DOAC stroke protection greatly outweighs bleeding risk


By Michael Woodhead

27 May 2020

The protective effect of rivaroxaban against stroke in people with cardiovascular disease greatly outweighs the bleeding risk, especially in high-risk patients, a new analysis of the landmark COMPASS study shows.

In 2017 the rivaroxaban trial in people with stable cardiovascular disease was stopped early because of “overwhelming efficacy” in reducing the risk of stroke, myocardial infraction and cardiovascular death by 24% compared to aspirin monotherapy.

However the additional finding of a 70% relative increase in the broad definition of ‘major bleeding’ events led to the perception that the risks of adding the DOASC to aspirin therapy may outweigh the benefits.

But in a new analysis of prespecified outcomes, the COMPASS study investigators used a composite outcome of ‘net clinical benefit’ to show that there a was substantial reduction in major efficacy events, particularly stroke and cardiovascular mortality, whereas severe bleeding events were less frequent and had less impact.

In the study that involved more than 18,000 patients randomised to aspirin with or without rivaroxavan, they showed that the net clinical benefit outcome was a reduction in major adverse events of 20% (Hazard Ratio 0.80). This outcome encompassed stroke, MI, cardiovascular death, fatal bleeding and symptomatic bleeding into a critical organ.

In absolute terms this represented 19.5 fewer serious or fatal events per 1000 patients at 30 months compared to aspirin alone, with a number needed to treat (NNT) of 52.

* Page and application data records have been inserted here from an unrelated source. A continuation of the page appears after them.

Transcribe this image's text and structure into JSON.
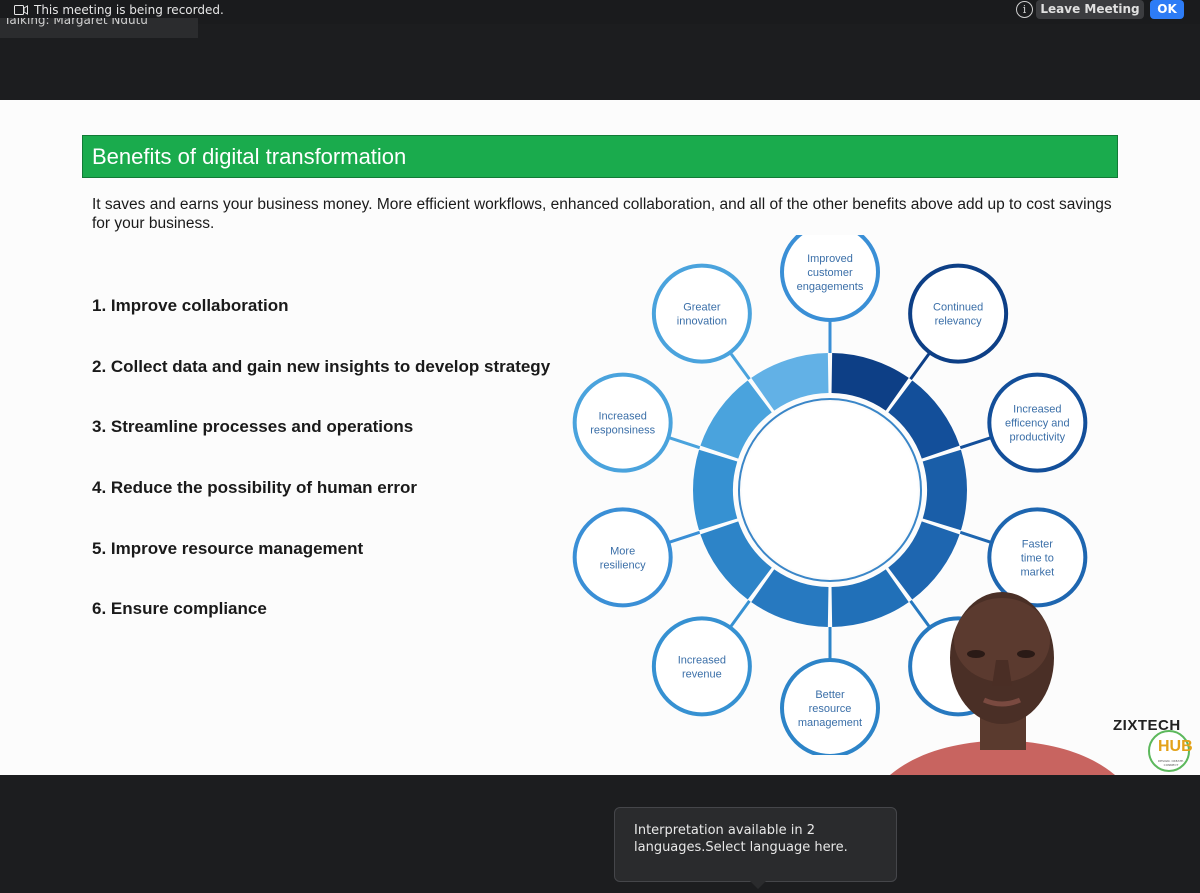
{
  "meeting_bar": {
    "recording_text": "This meeting is being recorded.",
    "talking_text": "Talking: Margaret Ndutu",
    "leave_label": "Leave Meeting",
    "ok_label": "OK",
    "icons": [
      "recording-icon",
      "info-icon"
    ]
  },
  "slide": {
    "title": "Benefits of digital transformation",
    "body": "It saves and earns your business money. More efficient workflows, enhanced collaboration, and all of the other benefits above add up to cost savings for your business.",
    "benefits": [
      "1. Improve collaboration",
      "2. Collect data and gain new insights to develop strategy",
      "3. Streamline processes and operations",
      "4. Reduce the possibility of human error",
      "5. Improve resource management",
      "6. Ensure compliance"
    ],
    "diagram_nodes": [
      [
        "Improved",
        "customer",
        "engagements"
      ],
      [
        "Continued",
        "relevancy"
      ],
      [
        "Increased",
        "efficency and",
        "productivity"
      ],
      [
        "Faster",
        "time to",
        "market"
      ],
      [],
      [
        "Better",
        "resource",
        "management"
      ],
      [
        "Increased",
        "revenue"
      ],
      [
        "More",
        "resiliency"
      ],
      [
        "Increased",
        "responsiness"
      ],
      [
        "Greater",
        "innovation"
      ]
    ],
    "colors": {
      "title_bar": "#1aab4d",
      "ring_dark": "#0d3f86",
      "ring_light": "#62b1e6",
      "node_text": "#3b6fa8"
    },
    "logo": {
      "brand": "ZIXTECH",
      "badge": "HUB",
      "tagline": "DESIGN. CREATE. CONNECT"
    }
  },
  "tooltip": {
    "text": "Interpretation available in 2 languages.Select language here."
  }
}
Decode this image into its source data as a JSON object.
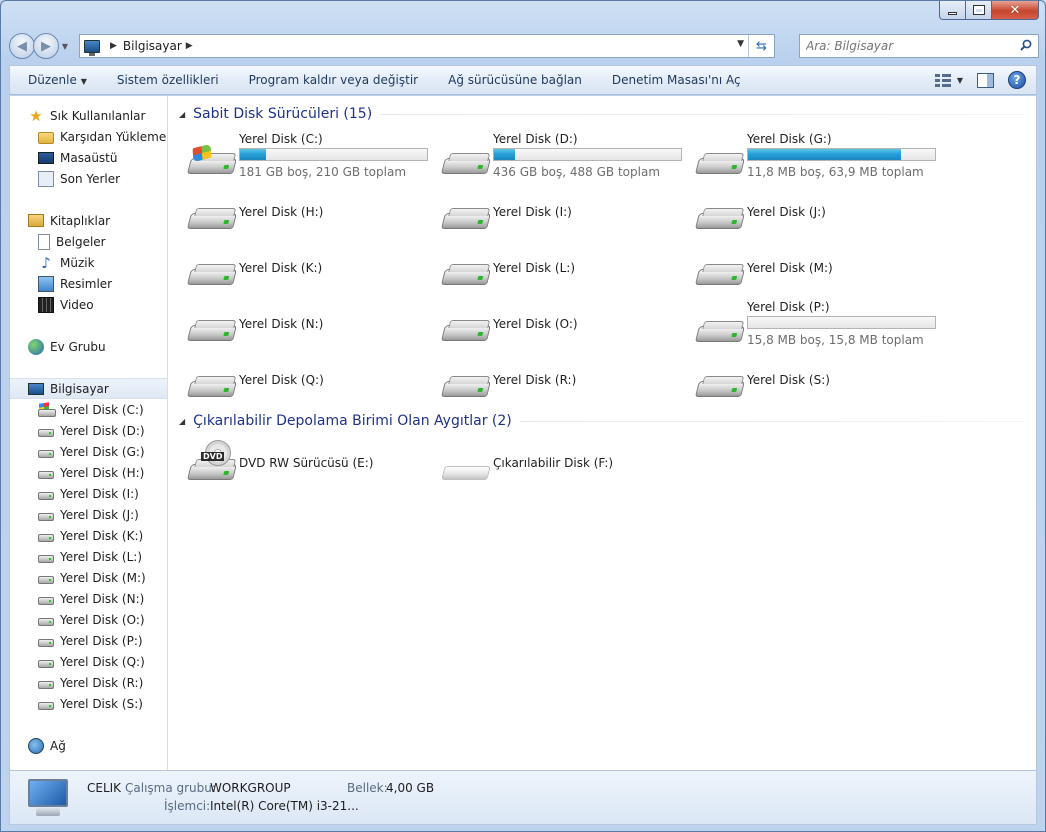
{
  "window": {
    "caption": {
      "minimize": "–",
      "maximize": "□",
      "close": "✕"
    }
  },
  "nav": {
    "back": "◀",
    "forward": "▶",
    "breadcrumb": [
      "Bilgisayar"
    ],
    "search_placeholder": "Ara: Bilgisayar"
  },
  "toolbar": {
    "items": [
      "Düzenle",
      "Sistem özellikleri",
      "Program kaldır veya değiştir",
      "Ağ sürücüsüne bağlan",
      "Denetim Masası'nı Aç"
    ],
    "help": "?"
  },
  "sidebar": {
    "favorites": {
      "label": "Sık Kullanılanlar",
      "items": [
        "Karşıdan Yüklemeler",
        "Masaüstü",
        "Son Yerler"
      ]
    },
    "libraries": {
      "label": "Kitaplıklar",
      "items": [
        "Belgeler",
        "Müzik",
        "Resimler",
        "Video"
      ]
    },
    "homegroup": {
      "label": "Ev Grubu"
    },
    "computer": {
      "label": "Bilgisayar",
      "items": [
        "Yerel Disk (C:)",
        "Yerel Disk (D:)",
        "Yerel Disk (G:)",
        "Yerel Disk (H:)",
        "Yerel Disk (I:)",
        "Yerel Disk (J:)",
        "Yerel Disk (K:)",
        "Yerel Disk (L:)",
        "Yerel Disk (M:)",
        "Yerel Disk (N:)",
        "Yerel Disk (O:)",
        "Yerel Disk (P:)",
        "Yerel Disk (Q:)",
        "Yerel Disk (R:)",
        "Yerel Disk (S:)"
      ]
    },
    "network": {
      "label": "Ağ"
    }
  },
  "main": {
    "hard_disks": {
      "title": "Sabit Disk Sürücüleri (15)",
      "drives": [
        {
          "name": "Yerel Disk (C:)",
          "info": "181 GB boş, 210 GB toplam",
          "used_fraction": 0.14,
          "system": true
        },
        {
          "name": "Yerel Disk (D:)",
          "info": "436 GB boş, 488 GB toplam",
          "used_fraction": 0.11
        },
        {
          "name": "Yerel Disk (G:)",
          "info": "11,8 MB boş, 63,9 MB toplam",
          "used_fraction": 0.82
        },
        {
          "name": "Yerel Disk (H:)"
        },
        {
          "name": "Yerel Disk (I:)"
        },
        {
          "name": "Yerel Disk (J:)"
        },
        {
          "name": "Yerel Disk (K:)"
        },
        {
          "name": "Yerel Disk (L:)"
        },
        {
          "name": "Yerel Disk (M:)"
        },
        {
          "name": "Yerel Disk (N:)"
        },
        {
          "name": "Yerel Disk (O:)"
        },
        {
          "name": "Yerel Disk (P:)",
          "info": "15,8 MB boş, 15,8 MB toplam",
          "used_fraction": 0.0
        },
        {
          "name": "Yerel Disk (Q:)"
        },
        {
          "name": "Yerel Disk (R:)"
        },
        {
          "name": "Yerel Disk (S:)"
        }
      ]
    },
    "removable": {
      "title": "Çıkarılabilir Depolama Birimi Olan Aygıtlar (2)",
      "devices": [
        {
          "name": "DVD RW Sürücüsü (E:)",
          "badge": "DVD",
          "icon": "dvd-drive-icon"
        },
        {
          "name": "Çıkarılabilir Disk (F:)",
          "icon": "removable-disk-icon"
        }
      ]
    }
  },
  "details": {
    "computer_name": "CELIK",
    "workgroup_label": "Çalışma grubu:",
    "workgroup_value": "WORKGROUP",
    "memory_label": "Bellek:",
    "memory_value": "4,00 GB",
    "cpu_label": "İşlemci:",
    "cpu_value": "Intel(R) Core(TM) i3-21..."
  },
  "colors": {
    "accent": "#1e3287",
    "bar_fill": "#26a0da",
    "window_frame": "#b9d1ee"
  }
}
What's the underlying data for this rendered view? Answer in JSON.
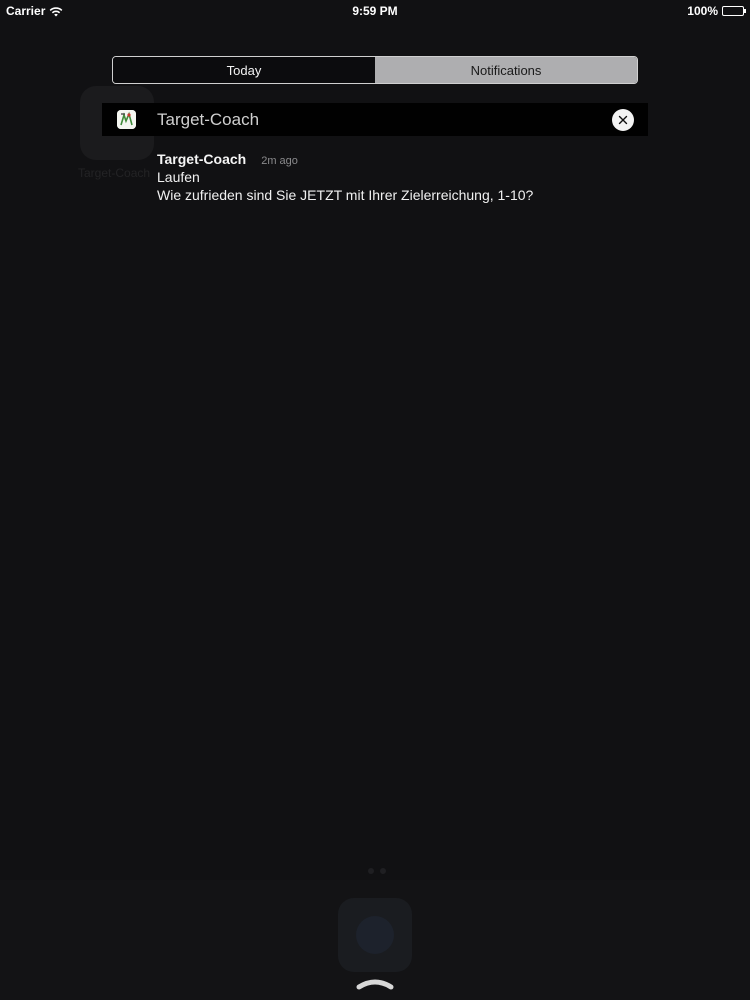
{
  "status_bar": {
    "carrier": "Carrier",
    "time": "9:59 PM",
    "battery": "100%",
    "battery_level": 1.0,
    "wifi_icon": "wifi-icon",
    "battery_icon": "battery-icon"
  },
  "segments": [
    {
      "label": "Today",
      "selected": false
    },
    {
      "label": "Notifications",
      "selected": true
    }
  ],
  "notification_group": {
    "app_name": "Target-Coach",
    "app_icon": "target-coach-app-icon",
    "close_icon": "close-icon"
  },
  "notification": {
    "app_name": "Target-Coach",
    "time": "2m ago",
    "title": "Laufen",
    "body": "Wie zufrieden sind Sie JETZT mit Ihrer Zielerreichung, 1-10?"
  },
  "background": {
    "ghost_app_label": "Target-Coach"
  },
  "colors": {
    "background": "#111113",
    "header_bar": "#010101",
    "segment_selected": "#aeaeb0"
  }
}
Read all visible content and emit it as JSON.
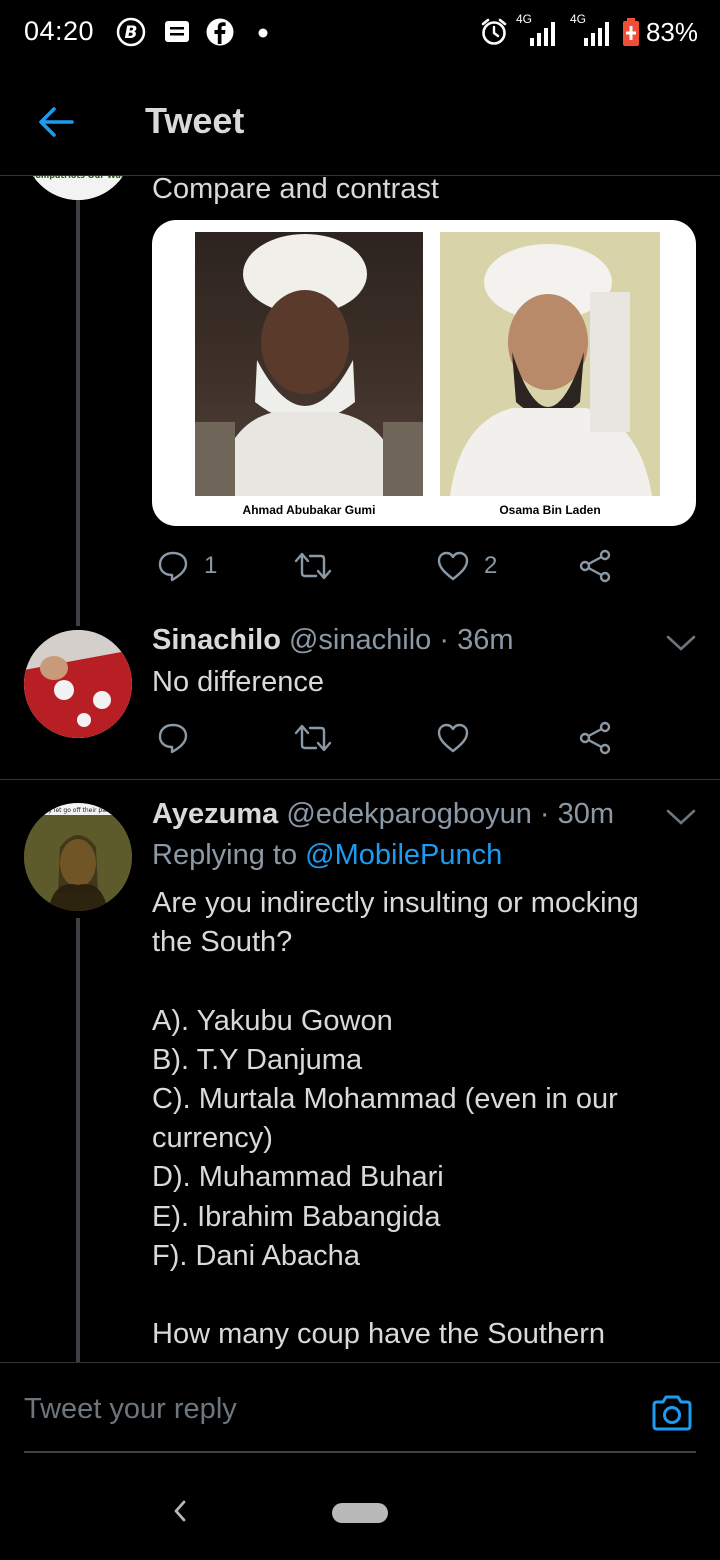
{
  "status_bar": {
    "time": "04:20",
    "network_1": "4G",
    "network_2": "4G",
    "battery": "83%",
    "icons": [
      "b-circle-icon",
      "message-icon",
      "facebook-icon",
      "dot-icon",
      "alarm-icon",
      "signal-icon",
      "battery-icon"
    ]
  },
  "header": {
    "title": "Tweet"
  },
  "parent_tweet": {
    "avatar_text": "Our Compatriots Our Warriors",
    "text": "Compare and contrast",
    "media": {
      "left_caption": "Ahmad Abubakar Gumi",
      "right_caption": "Osama Bin Laden"
    },
    "reply_count": "1",
    "like_count": "2"
  },
  "reply_1": {
    "name": "Sinachilo",
    "handle": "@sinachilo",
    "separator": "·",
    "time": "36m",
    "text": "No difference"
  },
  "reply_2": {
    "avatar_text": "ey let go off their pain",
    "name": "Ayezuma",
    "handle": "@edekparogboyun",
    "separator": "·",
    "time": "30m",
    "replying_prefix": "Replying to",
    "replying_to": "@MobilePunch",
    "lines": [
      "Are you indirectly insulting or mocking",
      "the South?",
      "",
      "A). Yakubu Gowon",
      "B). T.Y Danjuma",
      "C). Murtala Mohammad (even in our",
      "currency)",
      "D). Muhammad Buhari",
      "E). Ibrahim Babangida",
      "F). Dani Abacha",
      "",
      "How many coup have the Southern"
    ]
  },
  "composer": {
    "placeholder": "Tweet your reply"
  },
  "colors": {
    "accent": "#1d9bf0",
    "background": "#000000",
    "muted": "#8b98a5",
    "battery": "#f04e37"
  }
}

For individual outcomes, the rivaroxaban treatment arm had an average of 10.6 fewer strokes, 4.8 fewer MI events and 8.2 fewer cardiovascular deaths compared to aspirin monotherapy, at a cost of 0.4 more fatal bleeds and 2.8 more cases of symptomatic bleeding into critical organ.

The absolute risk reductions of the DOAC were greater in high risk populations such as people with polyvascular disease (≥2 vascular beds affected with atherosclerosis), impaired renal function (eGFR ≤60 ml/min), heart failure, and diabetes.

For example in people with eGFR ≤60 ml/min the NNT to prevent one serious or fatal event was 31 compared to 57 in people with eGFR >60 ml/min.

The study investigators also noted that the excess in major and severe bleeding events was mainly confined to the first year of treatment whereas the net clinical benefit became increasingly favourable over time due to the ongoing cardioprotection offered by the anticoagulant against chronic cardiovascular events.

“Our data may hence help clinicians and patients in their shared decision making process of choosing the optimal antithrombotic therapy,” they study authors wrote in Circulation.

“This is particularly true for high-risk patients, who are frequently undertreated due to the fear of severe bleeding events.”

Already a member?

Login to keep reading.

Email me a login link